Reading Time: 4 minutes
My son is long past the age for cute storybooks, but I still enjoy checking them out because they tend to take subjects complicated in adult books and simplify them down. The past few weeks I’ve received a few titles that touched my heart or made me giggle at the fun way the message was presented. I’m excited to share them with you in the hopes you will share them with your children.
1. This Story Is For You (on sale April 3rd)
This Story Is For You is written and illustrated by Greg Pizzoli and is a simple yet powerful message about friendship. The story shows us a simple friendship between a boy and a girl and what they mean to each other. It celebrates the small and big moments they get together. Even when they are separated they have a feeling of togetherness because their friendship is stronger than the miles between them. The art is simple and keeps the focus on the meaning of the story.
2. One of a Kind (on sale May 8th)
One of a Kind by Chris Gorman is about being different and standing different from the crowd. The little boy in the story enjoys rock music, puts his hair in a mohawk, and dresses in a grunge style making him very different from the world around him. The story shows the fun side and the lonely side of the boy’s uniqueness but ends happily with him finding friends just like him and realizing they can all be different, together.
3. I Am Gandhi (on sale May 8th)
I Am Gandhi by Brad Meltzer, is the only comic book on this list and makes up for that by having 25 extraordinary artists, including my favorite from DC Comics Ame Girls, Amanda Connor, creating the short but inspiring 64-page telling of Ghadi’s life and teachings. I know you shouldn’t judge a book by the cover, but I can’t help it here. The art is inspiring in and of itself and it makes me want to see more. I’ll admit the constant changing styles kind of takes away from the story and distracts from the actual storytelling but if you take your time it becomes less of a distraction and instead adds to it. Almost like seeing Gandhi through various sets of eyes.
I’d say this book is appropriate for ages 12 and up only because younger readers might not understand the subject.
4. Drawn Together (on sale June 5th)

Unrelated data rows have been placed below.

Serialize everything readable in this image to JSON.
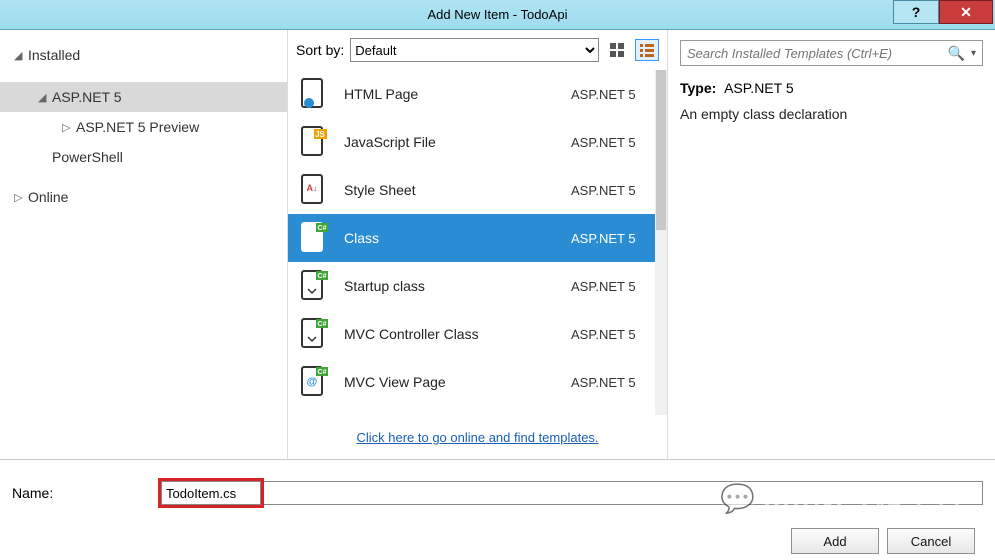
{
  "window": {
    "title": "Add New Item - TodoApi"
  },
  "left": {
    "installed": "Installed",
    "aspnet5": "ASP.NET 5",
    "aspnet5preview": "ASP.NET 5 Preview",
    "powershell": "PowerShell",
    "online": "Online"
  },
  "center": {
    "sort_label": "Sort by:",
    "sort_value": "Default",
    "templates": [
      {
        "label": "HTML Page",
        "cat": "ASP.NET 5",
        "icon": "html"
      },
      {
        "label": "JavaScript File",
        "cat": "ASP.NET 5",
        "icon": "js"
      },
      {
        "label": "Style Sheet",
        "cat": "ASP.NET 5",
        "icon": "css"
      },
      {
        "label": "Class",
        "cat": "ASP.NET 5",
        "icon": "cs",
        "selected": true
      },
      {
        "label": "Startup class",
        "cat": "ASP.NET 5",
        "icon": "cs"
      },
      {
        "label": "MVC Controller Class",
        "cat": "ASP.NET 5",
        "icon": "cs"
      },
      {
        "label": "MVC View Page",
        "cat": "ASP.NET 5",
        "icon": "view"
      }
    ],
    "online_link": "Click here to go online and find templates."
  },
  "right": {
    "search_placeholder": "Search Installed Templates (Ctrl+E)",
    "type_label": "Type:",
    "type_value": "ASP.NET 5",
    "description": "An empty class declaration"
  },
  "bottom": {
    "name_label": "Name:",
    "name_value": "TodoItem.cs",
    "add": "Add",
    "cancel": "Cancel"
  }
}
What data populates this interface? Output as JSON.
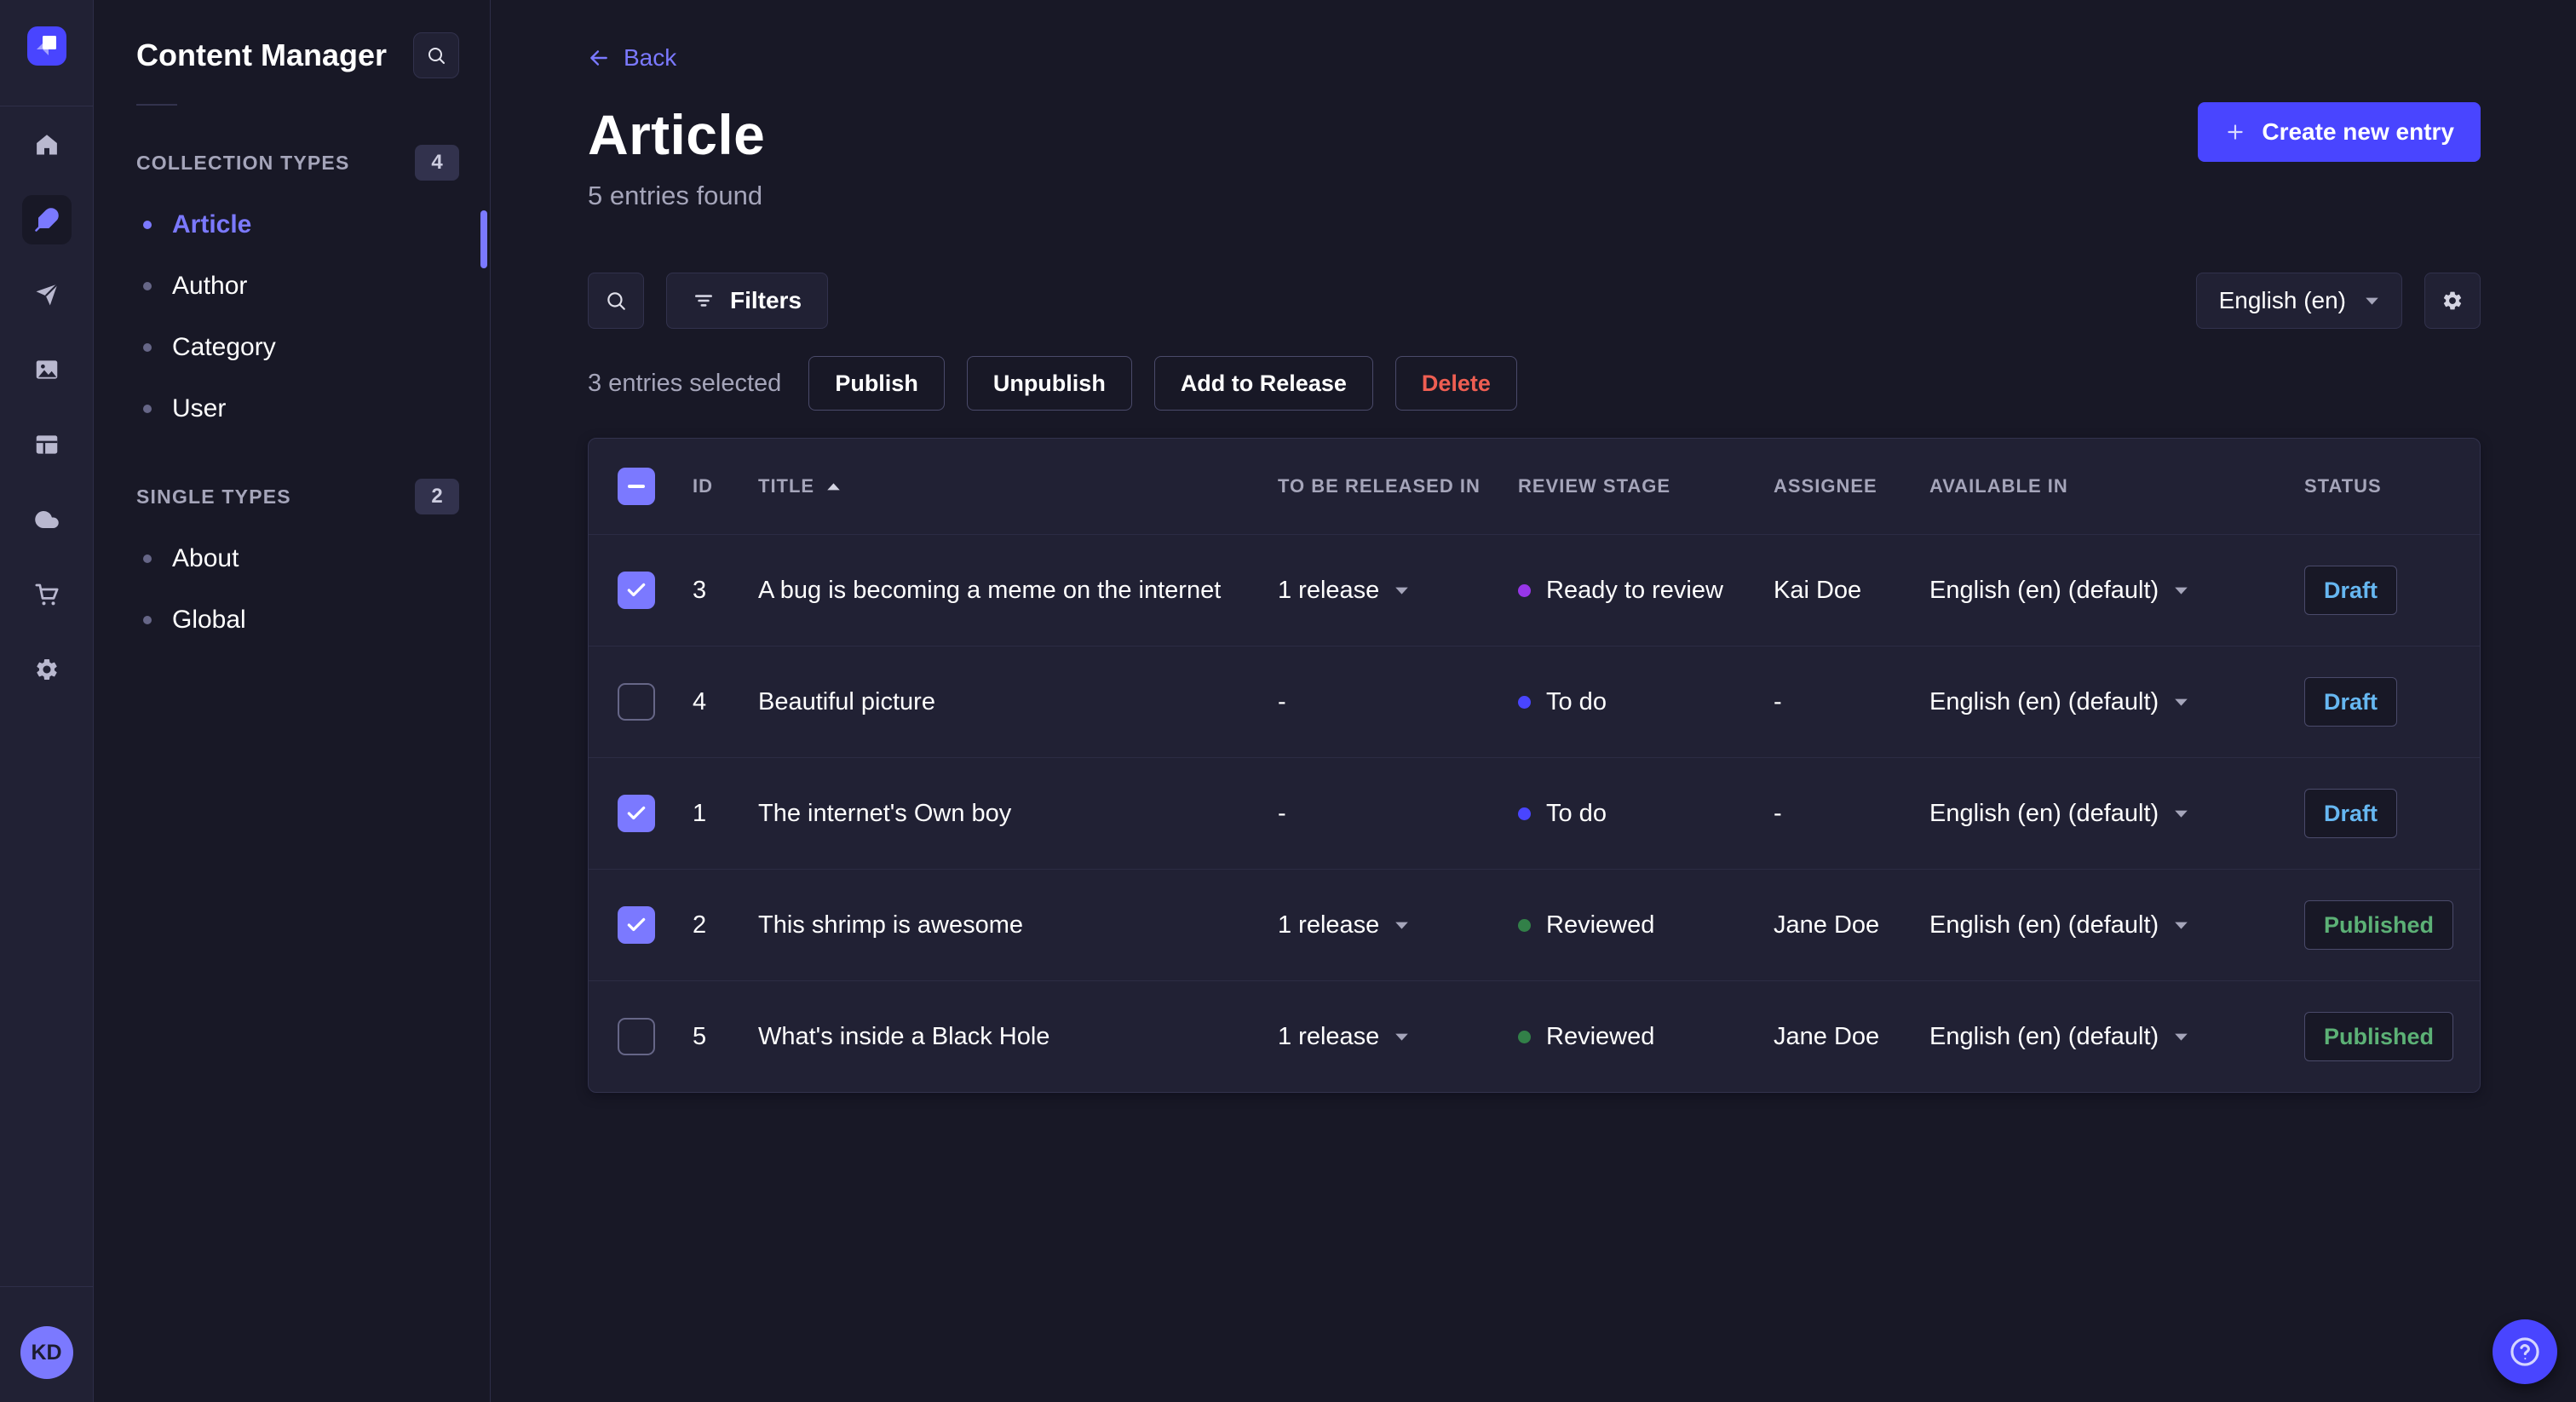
{
  "main_nav": {
    "items": [
      {
        "icon": "home",
        "active": false
      },
      {
        "icon": "content-manager",
        "active": true
      },
      {
        "icon": "releases",
        "active": false
      },
      {
        "icon": "media-library",
        "active": false
      },
      {
        "icon": "content-type-builder",
        "active": false
      },
      {
        "icon": "deploy",
        "active": false
      },
      {
        "icon": "marketplace",
        "active": false
      },
      {
        "icon": "settings",
        "active": false
      }
    ]
  },
  "user": {
    "initials": "KD"
  },
  "subnav": {
    "title": "Content Manager",
    "sections": [
      {
        "label": "COLLECTION TYPES",
        "count": "4",
        "items": [
          {
            "label": "Article",
            "active": true
          },
          {
            "label": "Author",
            "active": false
          },
          {
            "label": "Category",
            "active": false
          },
          {
            "label": "User",
            "active": false
          }
        ]
      },
      {
        "label": "SINGLE TYPES",
        "count": "2",
        "items": [
          {
            "label": "About",
            "active": false
          },
          {
            "label": "Global",
            "active": false
          }
        ]
      }
    ]
  },
  "header": {
    "back_label": "Back",
    "title": "Article",
    "subtitle": "5 entries found",
    "create_label": "Create new entry"
  },
  "toolbar": {
    "filters_label": "Filters",
    "locale_value": "English (en)"
  },
  "selection": {
    "text": "3 entries selected",
    "actions": [
      {
        "label": "Publish",
        "danger": false
      },
      {
        "label": "Unpublish",
        "danger": false
      },
      {
        "label": "Add to Release",
        "danger": false
      },
      {
        "label": "Delete",
        "danger": true
      }
    ]
  },
  "table": {
    "columns": [
      "ID",
      "TITLE",
      "TO BE RELEASED IN",
      "REVIEW STAGE",
      "ASSIGNEE",
      "AVAILABLE IN",
      "STATUS"
    ],
    "sort_column": "TITLE",
    "sort_direction": "asc",
    "rows": [
      {
        "selected": true,
        "id": "3",
        "title": "A bug is becoming a meme on the internet",
        "to_be_released_in": "1 release",
        "release_expandable": true,
        "review_stage": {
          "label": "Ready to review",
          "color": "#9736e8"
        },
        "assignee": "Kai Doe",
        "available_in": "English (en) (default)",
        "status": {
          "label": "Draft",
          "color": "#66b7f1"
        }
      },
      {
        "selected": false,
        "id": "4",
        "title": "Beautiful picture",
        "to_be_released_in": "-",
        "release_expandable": false,
        "review_stage": {
          "label": "To do",
          "color": "#4945ff"
        },
        "assignee": "-",
        "available_in": "English (en) (default)",
        "status": {
          "label": "Draft",
          "color": "#66b7f1"
        }
      },
      {
        "selected": true,
        "id": "1",
        "title": "The internet's Own boy",
        "to_be_released_in": "-",
        "release_expandable": false,
        "review_stage": {
          "label": "To do",
          "color": "#4945ff"
        },
        "assignee": "-",
        "available_in": "English (en) (default)",
        "status": {
          "label": "Draft",
          "color": "#66b7f1"
        }
      },
      {
        "selected": true,
        "id": "2",
        "title": "This shrimp is awesome",
        "to_be_released_in": "1 release",
        "release_expandable": true,
        "review_stage": {
          "label": "Reviewed",
          "color": "#328048"
        },
        "assignee": "Jane Doe",
        "available_in": "English (en) (default)",
        "status": {
          "label": "Published",
          "color": "#5cb176"
        }
      },
      {
        "selected": false,
        "id": "5",
        "title": "What's inside a Black Hole",
        "to_be_released_in": "1 release",
        "release_expandable": true,
        "review_stage": {
          "label": "Reviewed",
          "color": "#328048"
        },
        "assignee": "Jane Doe",
        "available_in": "English (en) (default)",
        "status": {
          "label": "Published",
          "color": "#5cb176"
        }
      }
    ]
  },
  "colors": {
    "primary": "#4945ff",
    "primary_light": "#7b79ff",
    "danger": "#ee5e52",
    "draft": "#66b7f1",
    "published": "#5cb176"
  }
}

Drawn Together is written by Minh Le and illustrated by Caldecott Medalist Dan Santat. It tells the story of a young boy who is dropped off with his elderly grandfather who doesn’t speak English. The language barrier puts a damper on their relationship and causes a lot of silence and frustration between them until grandfather see’s they have a common bond. They both like to draw.
Grandfather brings out his own sketchbook and the two start to form a bond that extends beyond what words could ever have accomplished.
The art is beautiful with a color palette that works to capture the story. The different art styles of the boy and his grandfather blend together so you can see their differences but at the same time their similarities in who they are.
I recommend this book for any age because of the heartfelt message that language doesn’t have to separate us.
5. We Don’t Eat Our Classmates (on sale June 19th)
We Don’t Eat Our Classmates is written and illustrated by Ryan T. Higgins and is a cute story about Penelope Rex and her struggles attending a regular school. It’s hard to make friends when you’re constantly eating them.
It’s a silly story to start but when Penelope gets a taste of her own medicine it becomes relatable as we watch her realize why the other kids won’t be friends with her. Who wants to be friends with someone who see’s them as a tasty snack at lunchtime?
It’s a cute story about treating others how you want to be treated and putting yourself in their shoes.
Do you have a favorite children’s book with a positive message? Share it with us in the comments and let’s add to our bookshelves together.
Disclaimer: GeekMom was given a review copy of these titles.